Entries provided
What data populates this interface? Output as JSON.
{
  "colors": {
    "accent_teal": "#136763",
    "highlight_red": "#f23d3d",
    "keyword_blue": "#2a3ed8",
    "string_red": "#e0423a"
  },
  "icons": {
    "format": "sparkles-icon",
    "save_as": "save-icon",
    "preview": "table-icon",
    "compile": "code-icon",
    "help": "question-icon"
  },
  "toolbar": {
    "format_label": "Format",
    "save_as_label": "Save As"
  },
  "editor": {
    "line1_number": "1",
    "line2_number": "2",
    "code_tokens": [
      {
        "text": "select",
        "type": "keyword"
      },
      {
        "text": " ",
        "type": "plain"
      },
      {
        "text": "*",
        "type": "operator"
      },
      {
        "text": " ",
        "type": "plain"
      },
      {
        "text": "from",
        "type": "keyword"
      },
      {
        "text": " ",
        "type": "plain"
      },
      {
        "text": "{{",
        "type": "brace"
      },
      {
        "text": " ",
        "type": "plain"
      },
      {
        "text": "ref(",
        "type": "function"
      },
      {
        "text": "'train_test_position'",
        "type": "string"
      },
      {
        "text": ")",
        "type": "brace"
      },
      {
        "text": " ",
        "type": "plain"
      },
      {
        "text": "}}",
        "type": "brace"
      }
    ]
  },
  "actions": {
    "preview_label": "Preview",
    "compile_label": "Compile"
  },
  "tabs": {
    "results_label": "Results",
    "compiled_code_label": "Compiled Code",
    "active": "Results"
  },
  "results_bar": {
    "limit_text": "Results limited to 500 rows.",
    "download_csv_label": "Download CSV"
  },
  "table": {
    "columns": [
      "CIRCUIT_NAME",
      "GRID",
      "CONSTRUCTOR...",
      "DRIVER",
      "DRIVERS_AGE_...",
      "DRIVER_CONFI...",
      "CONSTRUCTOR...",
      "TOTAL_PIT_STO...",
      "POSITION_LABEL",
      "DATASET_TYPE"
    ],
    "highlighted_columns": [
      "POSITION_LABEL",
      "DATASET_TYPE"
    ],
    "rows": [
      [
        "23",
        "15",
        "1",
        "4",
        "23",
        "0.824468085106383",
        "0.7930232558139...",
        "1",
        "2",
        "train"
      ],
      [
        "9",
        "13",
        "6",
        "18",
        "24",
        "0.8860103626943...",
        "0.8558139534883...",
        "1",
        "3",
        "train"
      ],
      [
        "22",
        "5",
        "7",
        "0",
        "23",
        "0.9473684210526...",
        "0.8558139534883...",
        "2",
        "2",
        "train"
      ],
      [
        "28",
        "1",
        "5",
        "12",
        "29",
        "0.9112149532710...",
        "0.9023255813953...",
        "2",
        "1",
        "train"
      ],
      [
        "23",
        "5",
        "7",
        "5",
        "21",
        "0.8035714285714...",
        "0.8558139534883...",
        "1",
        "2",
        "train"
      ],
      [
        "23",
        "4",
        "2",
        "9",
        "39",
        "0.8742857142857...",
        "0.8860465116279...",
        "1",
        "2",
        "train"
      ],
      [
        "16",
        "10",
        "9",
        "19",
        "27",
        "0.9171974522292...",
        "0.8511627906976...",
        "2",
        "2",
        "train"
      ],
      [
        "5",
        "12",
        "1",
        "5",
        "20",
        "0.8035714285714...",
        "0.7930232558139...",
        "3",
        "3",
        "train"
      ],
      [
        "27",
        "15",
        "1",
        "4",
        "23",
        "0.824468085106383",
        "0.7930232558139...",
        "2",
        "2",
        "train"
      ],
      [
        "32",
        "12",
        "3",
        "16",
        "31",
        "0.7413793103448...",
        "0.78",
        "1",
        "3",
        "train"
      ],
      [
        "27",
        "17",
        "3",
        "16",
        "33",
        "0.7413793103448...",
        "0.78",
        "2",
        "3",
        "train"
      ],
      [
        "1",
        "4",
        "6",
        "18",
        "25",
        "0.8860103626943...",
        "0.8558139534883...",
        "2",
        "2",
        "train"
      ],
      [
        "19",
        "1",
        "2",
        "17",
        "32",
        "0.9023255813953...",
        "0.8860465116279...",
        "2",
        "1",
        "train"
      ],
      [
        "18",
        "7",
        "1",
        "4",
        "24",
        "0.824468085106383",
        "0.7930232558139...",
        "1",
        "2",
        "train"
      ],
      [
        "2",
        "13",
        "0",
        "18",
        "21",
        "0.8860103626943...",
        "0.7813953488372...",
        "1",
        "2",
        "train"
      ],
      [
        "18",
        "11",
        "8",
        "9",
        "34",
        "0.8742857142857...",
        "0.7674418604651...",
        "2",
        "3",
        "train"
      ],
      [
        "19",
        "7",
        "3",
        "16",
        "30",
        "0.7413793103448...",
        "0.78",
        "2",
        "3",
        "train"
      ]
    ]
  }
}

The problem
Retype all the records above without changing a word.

Result for this task
What data populates this interface? Output as JSON.
{
  "colors": {
    "accent_teal": "#136763",
    "highlight_red": "#f23d3d",
    "keyword_blue": "#2a3ed8",
    "string_red": "#e0423a"
  },
  "icons": {
    "format": "sparkles-icon",
    "save_as": "save-icon",
    "preview": "table-icon",
    "compile": "code-icon",
    "help": "question-icon"
  },
  "toolbar": {
    "format_label": "Format",
    "save_as_label": "Save As"
  },
  "editor": {
    "line1_number": "1",
    "line2_number": "2",
    "code_tokens": [
      {
        "text": "select",
        "type": "keyword"
      },
      {
        "text": " ",
        "type": "plain"
      },
      {
        "text": "*",
        "type": "operator"
      },
      {
        "text": " ",
        "type": "plain"
      },
      {
        "text": "from",
        "type": "keyword"
      },
      {
        "text": " ",
        "type": "plain"
      },
      {
        "text": "{{",
        "type": "brace"
      },
      {
        "text": " ",
        "type": "plain"
      },
      {
        "text": "ref(",
        "type": "function"
      },
      {
        "text": "'train_test_position'",
        "type": "string"
      },
      {
        "text": ")",
        "type": "brace"
      },
      {
        "text": " ",
        "type": "plain"
      },
      {
        "text": "}}",
        "type": "brace"
      }
    ]
  },
  "actions": {
    "preview_label": "Preview",
    "compile_label": "Compile"
  },
  "tabs": {
    "results_label": "Results",
    "compiled_code_label": "Compiled Code",
    "active": "Results"
  },
  "results_bar": {
    "limit_text": "Results limited to 500 rows.",
    "download_csv_label": "Download CSV"
  },
  "table": {
    "columns": [
      "CIRCUIT_NAME",
      "GRID",
      "CONSTRUCTOR...",
      "DRIVER",
      "DRIVERS_AGE_...",
      "DRIVER_CONFI...",
      "CONSTRUCTOR...",
      "TOTAL_PIT_STO...",
      "POSITION_LABEL",
      "DATASET_TYPE"
    ],
    "highlighted_columns": [
      "POSITION_LABEL",
      "DATASET_TYPE"
    ],
    "rows": [
      [
        "23",
        "15",
        "1",
        "4",
        "23",
        "0.824468085106383",
        "0.7930232558139...",
        "1",
        "2",
        "train"
      ],
      [
        "9",
        "13",
        "6",
        "18",
        "24",
        "0.8860103626943...",
        "0.8558139534883...",
        "1",
        "3",
        "train"
      ],
      [
        "22",
        "5",
        "7",
        "0",
        "23",
        "0.9473684210526...",
        "0.8558139534883...",
        "2",
        "2",
        "train"
      ],
      [
        "28",
        "1",
        "5",
        "12",
        "29",
        "0.9112149532710...",
        "0.9023255813953...",
        "2",
        "1",
        "train"
      ],
      [
        "23",
        "5",
        "7",
        "5",
        "21",
        "0.8035714285714...",
        "0.8558139534883...",
        "1",
        "2",
        "train"
      ],
      [
        "23",
        "4",
        "2",
        "9",
        "39",
        "0.8742857142857...",
        "0.8860465116279...",
        "1",
        "2",
        "train"
      ],
      [
        "16",
        "10",
        "9",
        "19",
        "27",
        "0.9171974522292...",
        "0.8511627906976...",
        "2",
        "2",
        "train"
      ],
      [
        "5",
        "12",
        "1",
        "5",
        "20",
        "0.8035714285714...",
        "0.7930232558139...",
        "3",
        "3",
        "train"
      ],
      [
        "27",
        "15",
        "1",
        "4",
        "23",
        "0.824468085106383",
        "0.7930232558139...",
        "2",
        "2",
        "train"
      ],
      [
        "32",
        "12",
        "3",
        "16",
        "31",
        "0.7413793103448...",
        "0.78",
        "1",
        "3",
        "train"
      ],
      [
        "27",
        "17",
        "3",
        "16",
        "33",
        "0.7413793103448...",
        "0.78",
        "2",
        "3",
        "train"
      ],
      [
        "1",
        "4",
        "6",
        "18",
        "25",
        "0.8860103626943...",
        "0.8558139534883...",
        "2",
        "2",
        "train"
      ],
      [
        "19",
        "1",
        "2",
        "17",
        "32",
        "0.9023255813953...",
        "0.8860465116279...",
        "2",
        "1",
        "train"
      ],
      [
        "18",
        "7",
        "1",
        "4",
        "24",
        "0.824468085106383",
        "0.7930232558139...",
        "1",
        "2",
        "train"
      ],
      [
        "2",
        "13",
        "0",
        "18",
        "21",
        "0.8860103626943...",
        "0.7813953488372...",
        "1",
        "2",
        "train"
      ],
      [
        "18",
        "11",
        "8",
        "9",
        "34",
        "0.8742857142857...",
        "0.7674418604651...",
        "2",
        "3",
        "train"
      ],
      [
        "19",
        "7",
        "3",
        "16",
        "30",
        "0.7413793103448...",
        "0.78",
        "2",
        "3",
        "train"
      ]
    ]
  }
}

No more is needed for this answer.